* _Work to complete_: Return the entries below word for word. No picture belongs in the copy.
__________
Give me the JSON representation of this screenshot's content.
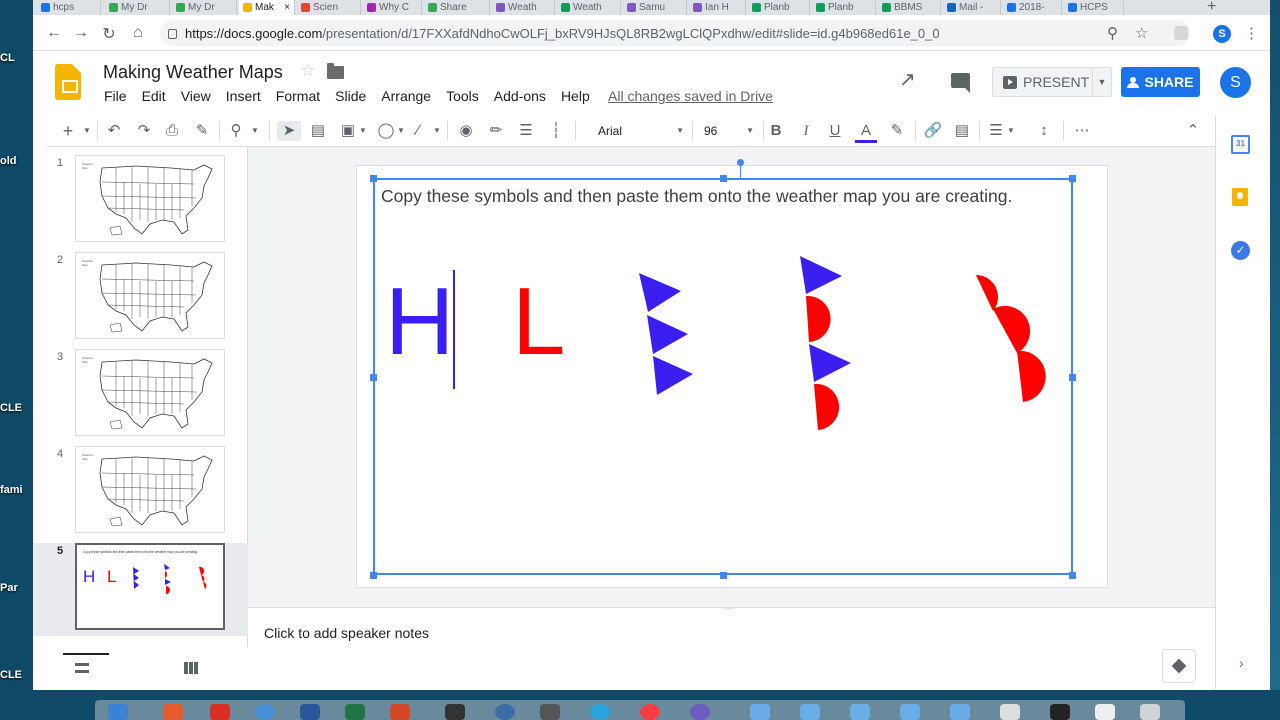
{
  "browser": {
    "tabs": [
      {
        "label": "hcps",
        "color": "#1a73e8",
        "active": false
      },
      {
        "label": "My Dr",
        "color": "#34a853",
        "active": false
      },
      {
        "label": "My Dr",
        "color": "#34a853",
        "active": false
      },
      {
        "label": "Mak",
        "color": "#f4b400",
        "active": true
      },
      {
        "label": "Scien",
        "color": "#ea4335",
        "active": false
      },
      {
        "label": "Why C",
        "color": "#9c27b0",
        "active": false
      },
      {
        "label": "Share",
        "color": "#34a853",
        "active": false
      },
      {
        "label": "Weath",
        "color": "#7e57c2",
        "active": false
      },
      {
        "label": "Weath",
        "color": "#0f9d58",
        "active": false
      },
      {
        "label": "Samu",
        "color": "#7e57c2",
        "active": false
      },
      {
        "label": "Ian H",
        "color": "#7e57c2",
        "active": false
      },
      {
        "label": "Planb",
        "color": "#0f9d58",
        "active": false
      },
      {
        "label": "Planb",
        "color": "#0f9d58",
        "active": false
      },
      {
        "label": "BBMS",
        "color": "#0f9d58",
        "active": false
      },
      {
        "label": "Mail -",
        "color": "#1565c0",
        "active": false
      },
      {
        "label": "2018-",
        "color": "#1a73e8",
        "active": false
      },
      {
        "label": "HCPS",
        "color": "#1a73e8",
        "active": false
      }
    ],
    "new_tab_icon": "+",
    "url_host": "https://docs.google.com",
    "url_path": "/presentation/d/17FXXafdNdhoCwOLFj_bxRV9HJsQL8RB2wgLClQPxdhw/edit#slide=id.g4b968ed61e_0_0",
    "profile_initial": "S"
  },
  "desktop": {
    "labels": [
      "CL",
      "old",
      "CLE",
      "fami",
      "Par",
      "CLE"
    ]
  },
  "app": {
    "title": "Making Weather Maps",
    "menu": [
      "File",
      "Edit",
      "View",
      "Insert",
      "Format",
      "Slide",
      "Arrange",
      "Tools",
      "Add-ons",
      "Help"
    ],
    "saved_status": "All changes saved in Drive",
    "present_label": "PRESENT",
    "share_label": "SHARE",
    "user_initial": "S"
  },
  "toolbar": {
    "font": "Arial",
    "font_size": "96"
  },
  "slides": {
    "numbers": [
      "1",
      "2",
      "3",
      "4",
      "5"
    ],
    "selected": 5,
    "thumb_caption_5": "Copy these symbols and then paste them onto the weather map you are creating.",
    "thumb_symbols_5": [
      "H",
      "L"
    ]
  },
  "slide": {
    "instruction": "Copy these symbols and then paste them onto the weather map you are creating.",
    "symbols": {
      "high": "H",
      "low": "L"
    },
    "colors": {
      "blue": "#3a1ff0",
      "red": "#ff0000",
      "selection": "#4285f4"
    }
  },
  "notes": {
    "placeholder": "Click to add speaker notes"
  },
  "side_panel": {
    "calendar_day": "31"
  }
}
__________
* _Output_:
Give me the JSON representation of this screenshot's content.
{
  "browser": {
    "tabs": [
      {
        "label": "hcps",
        "color": "#1a73e8",
        "active": false
      },
      {
        "label": "My Dr",
        "color": "#34a853",
        "active": false
      },
      {
        "label": "My Dr",
        "color": "#34a853",
        "active": false
      },
      {
        "label": "Mak",
        "color": "#f4b400",
        "active": true
      },
      {
        "label": "Scien",
        "color": "#ea4335",
        "active": false
      },
      {
        "label": "Why C",
        "color": "#9c27b0",
        "active": false
      },
      {
        "label": "Share",
        "color": "#34a853",
        "active": false
      },
      {
        "label": "Weath",
        "color": "#7e57c2",
        "active": false
      },
      {
        "label": "Weath",
        "color": "#0f9d58",
        "active": false
      },
      {
        "label": "Samu",
        "color": "#7e57c2",
        "active": false
      },
      {
        "label": "Ian H",
        "color": "#7e57c2",
        "active": false
      },
      {
        "label": "Planb",
        "color": "#0f9d58",
        "active": false
      },
      {
        "label": "Planb",
        "color": "#0f9d58",
        "active": false
      },
      {
        "label": "BBMS",
        "color": "#0f9d58",
        "active": false
      },
      {
        "label": "Mail -",
        "color": "#1565c0",
        "active": false
      },
      {
        "label": "2018-",
        "color": "#1a73e8",
        "active": false
      },
      {
        "label": "HCPS",
        "color": "#1a73e8",
        "active": false
      }
    ],
    "new_tab_icon": "+",
    "url_host": "https://docs.google.com",
    "url_path": "/presentation/d/17FXXafdNdhoCwOLFj_bxRV9HJsQL8RB2wgLClQPxdhw/edit#slide=id.g4b968ed61e_0_0",
    "profile_initial": "S"
  },
  "desktop": {
    "labels": [
      "CL",
      "old",
      "CLE",
      "fami",
      "Par",
      "CLE"
    ]
  },
  "app": {
    "title": "Making Weather Maps",
    "menu": [
      "File",
      "Edit",
      "View",
      "Insert",
      "Format",
      "Slide",
      "Arrange",
      "Tools",
      "Add-ons",
      "Help"
    ],
    "saved_status": "All changes saved in Drive",
    "present_label": "PRESENT",
    "share_label": "SHARE",
    "user_initial": "S"
  },
  "toolbar": {
    "font": "Arial",
    "font_size": "96"
  },
  "slides": {
    "numbers": [
      "1",
      "2",
      "3",
      "4",
      "5"
    ],
    "selected": 5,
    "thumb_caption_5": "Copy these symbols and then paste them onto the weather map you are creating.",
    "thumb_symbols_5": [
      "H",
      "L"
    ]
  },
  "slide": {
    "instruction": "Copy these symbols and then paste them onto the weather map you are creating.",
    "symbols": {
      "high": "H",
      "low": "L"
    },
    "colors": {
      "blue": "#3a1ff0",
      "red": "#ff0000",
      "selection": "#4285f4"
    }
  },
  "notes": {
    "placeholder": "Click to add speaker notes"
  },
  "side_panel": {
    "calendar_day": "31"
  }
}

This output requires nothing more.